The Turtle Survival Alliance was formed in 2001 as part of a response to the unsustainable harvesting of Asian turtles for Chinese markets. In conjunction with IUCN, TSA created branches in Europe and the U.S. with a diverse partnership including many zoos, aquariums, universities, private breeders and serious hobbyists, veterinarians, conservation NGOs, and turtle rescue organization. Due to the diversity of the TSA, they have been able to create breeding programs for many critically endangered species, known as Assurance Colonies, both within the animals’ native habitat, and all around the world. In 2013, TSA opened the Turtle Survival Center in South Carolina, and in just 3 years was recognized as a world class conservation center which houses more than 700 turtles and tortoises, representing 32 of the world’s critically endangered species.
The Orianne Society was inspired by a young girl named Orianne. It was founded in 2008 after she had the opportunity to handle an Eastern Indigo snake and wanted to help save this threatened species. Originally their mission and goal was focused on the Eastern Indigo snake and its habitat. Over time, they expanded their focus to Gopher Tortoises, and Eastern Diamondback Rattlesnakes. They now have three habitat initiatives working with 7 main species, along with many others within that habitat. They also have a citizen science initiative and work hard to get the public involved in the conservation of these beautiful animals. This organization is a science based conservation organization that is well known for their work and credibility and is led by a board of scientists and herpetological professionals.
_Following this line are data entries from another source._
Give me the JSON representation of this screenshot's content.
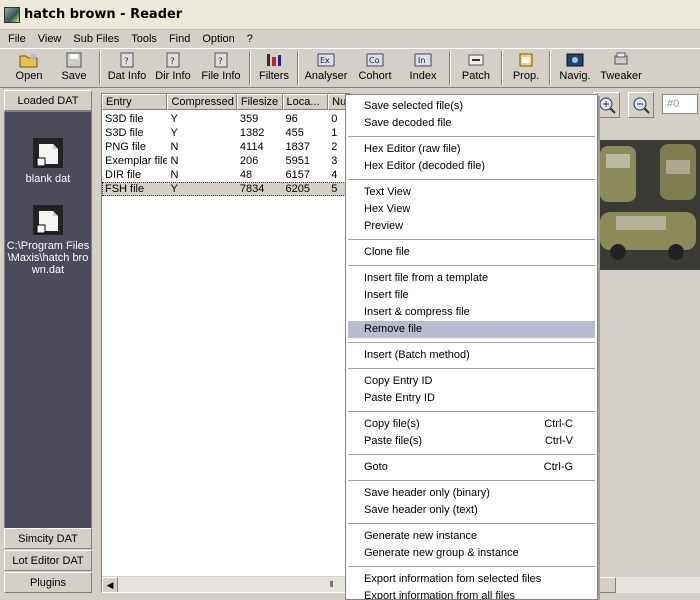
{
  "window": {
    "title": "hatch brown - Reader"
  },
  "menubar": [
    "File",
    "View",
    "Sub Files",
    "Tools",
    "Find",
    "Option",
    "?"
  ],
  "toolbar": [
    {
      "label": "Open",
      "icon": "open-folder-icon"
    },
    {
      "label": "Save",
      "icon": "save-disk-icon"
    },
    {
      "label": "Dat Info",
      "icon": "dat-info-icon"
    },
    {
      "label": "Dir Info",
      "icon": "dir-info-icon"
    },
    {
      "label": "File Info",
      "icon": "file-info-icon"
    },
    {
      "label": "Filters",
      "icon": "filters-icon"
    },
    {
      "label": "Analyser",
      "icon": "analyser-icon"
    },
    {
      "label": "Cohort",
      "icon": "cohort-icon"
    },
    {
      "label": "Index",
      "icon": "index-icon"
    },
    {
      "label": "Patch",
      "icon": "patch-icon"
    },
    {
      "label": "Prop.",
      "icon": "properties-icon"
    },
    {
      "label": "Navig.",
      "icon": "navigator-icon"
    },
    {
      "label": "Tweaker",
      "icon": "tweaker-icon"
    }
  ],
  "left_panel": {
    "top_tab": "Loaded DAT",
    "files": [
      "blank dat",
      "C:\\Program Files\\Maxis\\hatch brown.dat"
    ],
    "bottom_tabs": [
      "Simcity DAT",
      "Lot Editor DAT",
      "Plugins"
    ]
  },
  "table": {
    "columns": [
      "Entry",
      "Compressed",
      "Filesize",
      "Loca...",
      "Nu"
    ],
    "rows": [
      [
        "S3D file",
        "Y",
        "359",
        "96",
        "0"
      ],
      [
        "S3D file",
        "Y",
        "1382",
        "455",
        "1"
      ],
      [
        "PNG file",
        "N",
        "4114",
        "1837",
        "2"
      ],
      [
        "Exemplar file",
        "N",
        "206",
        "5951",
        "3"
      ],
      [
        "DIR file",
        "N",
        "48",
        "6157",
        "4"
      ],
      [
        "FSH file",
        "Y",
        "7834",
        "6205",
        "5"
      ]
    ],
    "selected_row": 5
  },
  "preview": {
    "index_placeholder": "#0"
  },
  "context_menu": [
    {
      "label": "Save selected file(s)"
    },
    {
      "label": "Save decoded file"
    },
    {
      "sep": true
    },
    {
      "label": "Hex Editor (raw file)"
    },
    {
      "label": "Hex Editor (decoded file)"
    },
    {
      "sep": true
    },
    {
      "label": "Text View"
    },
    {
      "label": "Hex View"
    },
    {
      "label": "Preview"
    },
    {
      "sep": true
    },
    {
      "label": "Clone file"
    },
    {
      "sep": true
    },
    {
      "label": "Insert file from a template"
    },
    {
      "label": "Insert file"
    },
    {
      "label": "Insert & compress file"
    },
    {
      "label": "Remove file",
      "highlighted": true
    },
    {
      "sep": true
    },
    {
      "label": "Insert (Batch method)"
    },
    {
      "sep": true
    },
    {
      "label": "Copy Entry ID"
    },
    {
      "label": "Paste Entry ID"
    },
    {
      "sep": true
    },
    {
      "label": "Copy file(s)",
      "shortcut": "Ctrl-C"
    },
    {
      "label": "Paste file(s)",
      "shortcut": "Ctrl-V"
    },
    {
      "sep": true
    },
    {
      "label": "Goto",
      "shortcut": "Ctrl-G"
    },
    {
      "sep": true
    },
    {
      "label": "Save header only (binary)"
    },
    {
      "label": "Save header only (text)"
    },
    {
      "sep": true
    },
    {
      "label": "Generate new instance"
    },
    {
      "label": "Generate new group & instance"
    },
    {
      "sep": true
    },
    {
      "label": "Export information fom selected files"
    },
    {
      "label": "Export information from all files"
    }
  ]
}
Many times there may be local efforts to help conserve some of the reptiles and amphibians in your city or state. In Wisconsin, where Zilla is based, we have been able to sponsor the Wisconsin Amphibian and Reptile Conservation Fund, which puts money towards conservation efforts of the reptiles and amphibians native to Wisconsin. This fund was launched as an endowment fund by the Natural Resources Foundation of Wisconsin, and is focusing its efforts on the endangered Ornate Box Turtle, Eastern Massasauga Rattlesnake, and Blanchard’s Cricket Frog.
There are many other amazing conservation organizations all doing work around the world to help us save the animals that we love and appreciate so they are still around for years to come. Zilla is working to support many organizations and conservational initiatives. Without the animals in the wild, how can we continue to learn about them and how they live? Take a moment to think about your favorite endangered reptile or amphibian and find an organization working to save them. Maybe this year instead of birthday gifts, you ask people to donate to that organization, or if they are near you, you can volunteer to help. Either way, every little bit we can do to help is critical in the future of all of these amazing animals.
(pictured Galapagos Turtle)
Zilla Brand Manager